    • Paterson et al. (2005)
    • Retrospective review
    • 47 patients with inguinal hernia
    • Prior lower abdominal surgery
      • 20 appendectomy
      • 10 lower midline
      • 18 suprapubic
      • 5 paramedian
  • 41. TEP after lower abdominal surgery
    • TEP repairs for all 47 hernias
      • 35 unilateral
      • 12 bilateral
    • 2 conversions to open
    • No complications
    • No early or late recurrences
    • TEP can be carried out safely in the presence of scars from previous lower abdominal surgery
    Paterson H. et al: Totally extraperitoneal laparoscopic repair in patients with previous lower abdominal surgery. Hernia June 24, 2005.

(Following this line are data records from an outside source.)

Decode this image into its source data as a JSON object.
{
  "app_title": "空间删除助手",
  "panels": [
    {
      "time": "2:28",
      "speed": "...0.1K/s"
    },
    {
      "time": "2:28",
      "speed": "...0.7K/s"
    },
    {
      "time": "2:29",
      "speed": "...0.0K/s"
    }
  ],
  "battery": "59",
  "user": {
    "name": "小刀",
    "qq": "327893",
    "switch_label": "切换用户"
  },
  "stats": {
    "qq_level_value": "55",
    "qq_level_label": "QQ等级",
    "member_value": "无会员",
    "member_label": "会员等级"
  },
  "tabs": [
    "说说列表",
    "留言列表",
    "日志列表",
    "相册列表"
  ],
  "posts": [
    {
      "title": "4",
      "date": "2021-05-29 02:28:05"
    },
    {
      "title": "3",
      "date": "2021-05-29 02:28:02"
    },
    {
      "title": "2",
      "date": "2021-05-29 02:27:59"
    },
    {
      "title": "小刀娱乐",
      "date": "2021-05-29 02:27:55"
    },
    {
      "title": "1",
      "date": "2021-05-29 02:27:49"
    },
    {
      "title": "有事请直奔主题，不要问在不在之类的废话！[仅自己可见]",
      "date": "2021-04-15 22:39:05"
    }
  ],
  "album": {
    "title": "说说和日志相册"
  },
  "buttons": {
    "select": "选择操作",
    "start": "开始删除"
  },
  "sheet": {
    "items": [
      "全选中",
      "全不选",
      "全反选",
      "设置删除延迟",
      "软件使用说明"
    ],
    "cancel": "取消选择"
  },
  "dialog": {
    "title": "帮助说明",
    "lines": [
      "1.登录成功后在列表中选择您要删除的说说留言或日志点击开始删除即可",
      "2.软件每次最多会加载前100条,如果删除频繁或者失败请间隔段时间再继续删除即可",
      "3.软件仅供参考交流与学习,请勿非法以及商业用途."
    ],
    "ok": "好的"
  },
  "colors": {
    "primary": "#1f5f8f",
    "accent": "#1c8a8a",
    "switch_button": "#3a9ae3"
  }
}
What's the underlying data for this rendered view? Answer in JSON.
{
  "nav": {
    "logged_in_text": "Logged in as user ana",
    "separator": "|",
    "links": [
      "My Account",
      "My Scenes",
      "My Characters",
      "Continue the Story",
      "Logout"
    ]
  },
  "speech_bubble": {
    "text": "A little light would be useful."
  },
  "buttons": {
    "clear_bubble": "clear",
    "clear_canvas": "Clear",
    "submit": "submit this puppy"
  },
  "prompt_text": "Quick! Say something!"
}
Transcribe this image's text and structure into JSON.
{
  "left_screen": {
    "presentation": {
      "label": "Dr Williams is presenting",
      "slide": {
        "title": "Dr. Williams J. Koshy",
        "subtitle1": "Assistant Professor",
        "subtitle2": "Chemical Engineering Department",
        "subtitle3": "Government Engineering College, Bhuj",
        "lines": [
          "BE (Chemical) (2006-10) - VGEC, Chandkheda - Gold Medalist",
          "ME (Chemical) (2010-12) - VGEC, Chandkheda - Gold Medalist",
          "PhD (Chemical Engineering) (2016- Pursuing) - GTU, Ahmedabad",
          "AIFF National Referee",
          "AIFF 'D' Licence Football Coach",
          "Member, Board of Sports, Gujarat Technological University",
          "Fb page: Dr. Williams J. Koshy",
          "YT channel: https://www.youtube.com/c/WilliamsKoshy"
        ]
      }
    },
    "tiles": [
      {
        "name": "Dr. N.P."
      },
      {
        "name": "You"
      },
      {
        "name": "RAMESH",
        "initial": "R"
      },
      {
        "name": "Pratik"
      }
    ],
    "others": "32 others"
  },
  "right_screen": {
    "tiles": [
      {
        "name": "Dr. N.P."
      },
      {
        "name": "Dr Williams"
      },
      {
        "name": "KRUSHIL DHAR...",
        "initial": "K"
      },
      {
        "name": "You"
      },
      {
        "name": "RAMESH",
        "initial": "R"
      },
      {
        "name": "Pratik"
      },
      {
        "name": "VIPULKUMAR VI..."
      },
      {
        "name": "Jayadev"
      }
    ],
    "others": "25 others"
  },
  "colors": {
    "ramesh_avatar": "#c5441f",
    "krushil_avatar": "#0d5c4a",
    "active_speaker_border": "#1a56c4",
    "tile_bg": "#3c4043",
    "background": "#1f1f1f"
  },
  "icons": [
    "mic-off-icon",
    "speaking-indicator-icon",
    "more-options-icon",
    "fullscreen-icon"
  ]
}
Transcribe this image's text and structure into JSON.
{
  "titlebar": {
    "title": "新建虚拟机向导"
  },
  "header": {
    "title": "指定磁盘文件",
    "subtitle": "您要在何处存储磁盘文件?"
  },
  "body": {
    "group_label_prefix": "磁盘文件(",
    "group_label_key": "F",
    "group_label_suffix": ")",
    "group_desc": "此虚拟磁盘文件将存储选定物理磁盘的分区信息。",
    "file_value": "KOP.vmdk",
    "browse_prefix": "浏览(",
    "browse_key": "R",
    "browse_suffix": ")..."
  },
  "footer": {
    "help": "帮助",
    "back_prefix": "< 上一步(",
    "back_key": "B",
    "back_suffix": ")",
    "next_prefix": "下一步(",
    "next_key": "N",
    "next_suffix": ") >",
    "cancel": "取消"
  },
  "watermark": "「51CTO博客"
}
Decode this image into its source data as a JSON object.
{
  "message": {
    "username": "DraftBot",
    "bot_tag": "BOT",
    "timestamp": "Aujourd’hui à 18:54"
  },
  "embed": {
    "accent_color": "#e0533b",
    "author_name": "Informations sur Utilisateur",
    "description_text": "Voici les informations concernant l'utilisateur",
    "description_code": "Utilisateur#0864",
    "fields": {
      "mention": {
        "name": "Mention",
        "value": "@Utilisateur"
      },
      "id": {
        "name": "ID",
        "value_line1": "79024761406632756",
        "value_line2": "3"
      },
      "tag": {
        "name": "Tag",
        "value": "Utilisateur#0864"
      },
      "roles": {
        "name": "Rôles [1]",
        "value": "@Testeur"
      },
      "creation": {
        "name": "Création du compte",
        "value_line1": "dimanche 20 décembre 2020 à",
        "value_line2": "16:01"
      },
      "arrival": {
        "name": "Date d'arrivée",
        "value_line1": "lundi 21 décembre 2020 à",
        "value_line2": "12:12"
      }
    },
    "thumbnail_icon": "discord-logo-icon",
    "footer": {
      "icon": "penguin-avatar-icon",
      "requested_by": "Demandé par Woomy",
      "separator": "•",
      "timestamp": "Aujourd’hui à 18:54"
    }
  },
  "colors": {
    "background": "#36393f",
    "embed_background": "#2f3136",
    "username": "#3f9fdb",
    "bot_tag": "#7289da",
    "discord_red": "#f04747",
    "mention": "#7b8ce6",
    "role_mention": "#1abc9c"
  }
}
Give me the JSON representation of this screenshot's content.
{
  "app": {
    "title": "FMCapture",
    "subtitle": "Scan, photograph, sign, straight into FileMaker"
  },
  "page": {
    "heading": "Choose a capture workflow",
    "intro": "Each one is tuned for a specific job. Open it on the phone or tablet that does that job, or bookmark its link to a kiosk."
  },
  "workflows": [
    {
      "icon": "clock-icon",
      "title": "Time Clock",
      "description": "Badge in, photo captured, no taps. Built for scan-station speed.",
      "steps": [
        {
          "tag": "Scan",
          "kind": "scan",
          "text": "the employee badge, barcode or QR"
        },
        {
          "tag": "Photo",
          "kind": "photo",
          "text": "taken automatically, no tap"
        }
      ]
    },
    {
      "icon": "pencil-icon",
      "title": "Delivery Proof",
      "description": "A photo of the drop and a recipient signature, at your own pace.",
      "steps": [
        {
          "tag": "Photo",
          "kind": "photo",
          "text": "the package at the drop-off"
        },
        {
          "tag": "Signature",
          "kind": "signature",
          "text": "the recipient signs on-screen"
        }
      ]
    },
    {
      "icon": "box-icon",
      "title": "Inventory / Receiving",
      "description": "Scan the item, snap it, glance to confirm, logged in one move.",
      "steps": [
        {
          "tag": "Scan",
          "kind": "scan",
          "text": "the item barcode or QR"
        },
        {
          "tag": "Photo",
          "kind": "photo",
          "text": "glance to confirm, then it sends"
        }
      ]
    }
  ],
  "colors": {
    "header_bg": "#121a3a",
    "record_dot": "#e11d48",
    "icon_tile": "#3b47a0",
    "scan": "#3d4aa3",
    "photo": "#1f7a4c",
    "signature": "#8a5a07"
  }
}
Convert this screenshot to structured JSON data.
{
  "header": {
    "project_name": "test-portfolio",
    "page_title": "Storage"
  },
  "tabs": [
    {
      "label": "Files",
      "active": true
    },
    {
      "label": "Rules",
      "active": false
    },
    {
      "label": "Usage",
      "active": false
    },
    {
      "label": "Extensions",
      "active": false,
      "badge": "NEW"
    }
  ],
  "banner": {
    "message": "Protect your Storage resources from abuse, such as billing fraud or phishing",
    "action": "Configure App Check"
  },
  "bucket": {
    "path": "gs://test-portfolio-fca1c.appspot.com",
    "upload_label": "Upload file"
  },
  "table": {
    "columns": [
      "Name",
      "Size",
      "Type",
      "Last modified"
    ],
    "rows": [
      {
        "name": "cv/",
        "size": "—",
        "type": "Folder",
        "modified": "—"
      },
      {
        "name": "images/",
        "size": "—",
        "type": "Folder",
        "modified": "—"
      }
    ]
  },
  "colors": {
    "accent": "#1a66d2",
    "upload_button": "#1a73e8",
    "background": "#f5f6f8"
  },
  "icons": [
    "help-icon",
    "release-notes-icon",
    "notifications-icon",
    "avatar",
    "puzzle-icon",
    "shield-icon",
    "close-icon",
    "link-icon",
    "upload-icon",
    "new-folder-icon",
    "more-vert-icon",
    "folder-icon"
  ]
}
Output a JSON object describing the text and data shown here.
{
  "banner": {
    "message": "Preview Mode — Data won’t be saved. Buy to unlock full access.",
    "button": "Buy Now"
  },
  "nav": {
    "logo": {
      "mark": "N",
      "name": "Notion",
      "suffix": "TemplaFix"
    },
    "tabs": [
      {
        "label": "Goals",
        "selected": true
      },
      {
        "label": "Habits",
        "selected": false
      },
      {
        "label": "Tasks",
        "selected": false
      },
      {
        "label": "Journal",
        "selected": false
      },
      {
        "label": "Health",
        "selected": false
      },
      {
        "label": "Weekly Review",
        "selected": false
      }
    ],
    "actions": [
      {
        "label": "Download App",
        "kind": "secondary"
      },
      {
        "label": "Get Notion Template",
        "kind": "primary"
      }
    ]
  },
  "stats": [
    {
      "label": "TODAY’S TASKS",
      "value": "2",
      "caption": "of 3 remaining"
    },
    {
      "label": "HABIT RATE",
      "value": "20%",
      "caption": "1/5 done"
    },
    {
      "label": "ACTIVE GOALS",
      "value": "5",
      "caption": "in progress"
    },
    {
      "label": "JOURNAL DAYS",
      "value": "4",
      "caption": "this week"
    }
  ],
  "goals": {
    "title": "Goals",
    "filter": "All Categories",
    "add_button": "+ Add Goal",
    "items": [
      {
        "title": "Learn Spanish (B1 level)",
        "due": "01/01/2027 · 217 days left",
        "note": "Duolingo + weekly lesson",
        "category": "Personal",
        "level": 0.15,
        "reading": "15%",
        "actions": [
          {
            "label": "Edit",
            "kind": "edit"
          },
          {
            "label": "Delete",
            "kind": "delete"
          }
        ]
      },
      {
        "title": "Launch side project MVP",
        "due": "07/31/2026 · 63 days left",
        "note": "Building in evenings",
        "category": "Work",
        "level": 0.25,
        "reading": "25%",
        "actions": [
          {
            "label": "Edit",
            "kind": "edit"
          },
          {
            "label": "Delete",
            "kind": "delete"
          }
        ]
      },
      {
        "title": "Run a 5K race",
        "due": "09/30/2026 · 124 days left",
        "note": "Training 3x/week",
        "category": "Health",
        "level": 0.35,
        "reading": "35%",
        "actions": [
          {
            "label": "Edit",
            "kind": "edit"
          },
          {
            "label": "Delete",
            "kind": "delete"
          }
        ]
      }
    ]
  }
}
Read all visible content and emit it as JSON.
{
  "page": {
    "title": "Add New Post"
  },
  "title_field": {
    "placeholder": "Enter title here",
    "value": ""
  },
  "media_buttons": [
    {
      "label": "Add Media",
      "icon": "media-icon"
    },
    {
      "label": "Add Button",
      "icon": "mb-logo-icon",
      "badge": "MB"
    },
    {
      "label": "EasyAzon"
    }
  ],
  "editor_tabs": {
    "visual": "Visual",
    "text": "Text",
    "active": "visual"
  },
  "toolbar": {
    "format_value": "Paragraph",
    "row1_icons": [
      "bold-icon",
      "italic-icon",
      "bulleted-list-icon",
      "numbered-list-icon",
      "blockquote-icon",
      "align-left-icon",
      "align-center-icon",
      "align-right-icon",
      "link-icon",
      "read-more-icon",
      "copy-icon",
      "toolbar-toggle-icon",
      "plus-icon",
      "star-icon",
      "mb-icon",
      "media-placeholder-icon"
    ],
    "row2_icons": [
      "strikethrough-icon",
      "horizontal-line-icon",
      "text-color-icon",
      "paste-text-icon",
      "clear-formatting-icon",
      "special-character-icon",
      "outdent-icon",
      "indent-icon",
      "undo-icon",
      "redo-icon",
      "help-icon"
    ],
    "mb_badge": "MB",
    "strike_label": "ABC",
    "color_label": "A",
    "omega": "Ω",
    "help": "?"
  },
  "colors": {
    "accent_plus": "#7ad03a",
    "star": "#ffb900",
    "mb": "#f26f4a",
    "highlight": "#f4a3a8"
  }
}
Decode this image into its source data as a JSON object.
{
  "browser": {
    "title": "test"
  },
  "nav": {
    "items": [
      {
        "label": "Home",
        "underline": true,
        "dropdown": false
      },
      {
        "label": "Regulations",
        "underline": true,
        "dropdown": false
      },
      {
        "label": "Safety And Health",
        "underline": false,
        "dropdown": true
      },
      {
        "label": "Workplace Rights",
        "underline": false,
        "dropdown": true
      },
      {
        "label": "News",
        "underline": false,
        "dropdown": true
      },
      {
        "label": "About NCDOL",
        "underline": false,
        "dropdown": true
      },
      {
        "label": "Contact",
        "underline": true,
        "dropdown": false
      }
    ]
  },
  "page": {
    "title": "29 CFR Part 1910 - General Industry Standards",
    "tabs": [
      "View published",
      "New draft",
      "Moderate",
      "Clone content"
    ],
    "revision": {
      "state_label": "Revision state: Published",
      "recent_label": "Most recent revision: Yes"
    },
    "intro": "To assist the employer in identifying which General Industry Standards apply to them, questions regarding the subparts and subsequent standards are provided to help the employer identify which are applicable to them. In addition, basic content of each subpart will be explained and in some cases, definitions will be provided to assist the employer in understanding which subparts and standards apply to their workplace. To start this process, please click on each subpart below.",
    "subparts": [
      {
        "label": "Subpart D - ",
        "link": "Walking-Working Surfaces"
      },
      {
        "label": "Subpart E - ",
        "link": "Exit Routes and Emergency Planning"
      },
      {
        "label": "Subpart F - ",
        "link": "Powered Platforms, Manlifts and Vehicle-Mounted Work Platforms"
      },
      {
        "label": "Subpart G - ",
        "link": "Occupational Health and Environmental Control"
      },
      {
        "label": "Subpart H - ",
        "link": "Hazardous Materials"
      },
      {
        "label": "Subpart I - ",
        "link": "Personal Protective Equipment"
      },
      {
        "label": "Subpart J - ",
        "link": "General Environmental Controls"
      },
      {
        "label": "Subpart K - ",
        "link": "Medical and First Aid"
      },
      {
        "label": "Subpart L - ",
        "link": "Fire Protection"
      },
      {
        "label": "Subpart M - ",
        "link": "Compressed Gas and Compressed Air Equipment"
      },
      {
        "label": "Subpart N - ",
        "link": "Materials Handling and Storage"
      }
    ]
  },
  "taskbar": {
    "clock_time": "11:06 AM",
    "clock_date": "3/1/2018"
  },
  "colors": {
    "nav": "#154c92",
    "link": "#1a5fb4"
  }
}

  • 42. TEP after TEP 14-year experience
    • Cause of recurrence
      • Missed hernia
      • Migration of mesh
  • 43. TEP technique
    • Positioning
      • Supine, slightly flexed, slight Trendelenburg
      • Arms tucked
      • Monitor at feet
    • General endotracheal anesthesia
    • Rectus fascia incision over left or right rectus muscle
    • Blunt extraperitoneal finger dissection in midline toward pubic symphysis
  • 44. TEP technique
    • 3 ports
      • 10-mm infraumbilical camera port
      • 2 lower midline 5-mm ports
    • CO 2 insufflation to 10 mm Hg
    • 10-mm 30-degree operative scope
    • 5-mm trocars inserted under vision
    • Sharp lysis of adhesions without cautery
  • 45. TEP technique
    • Anatomical landmarks
      • Midline pubic symphysis
      • Cooper’s ligament
      • Hesselbach’s triangle
      • Transverse abdominis muscle
  • 46.
    • For better visualization
      • Divide small branches of epigastric vessels
      • Maintain excellent hemostasis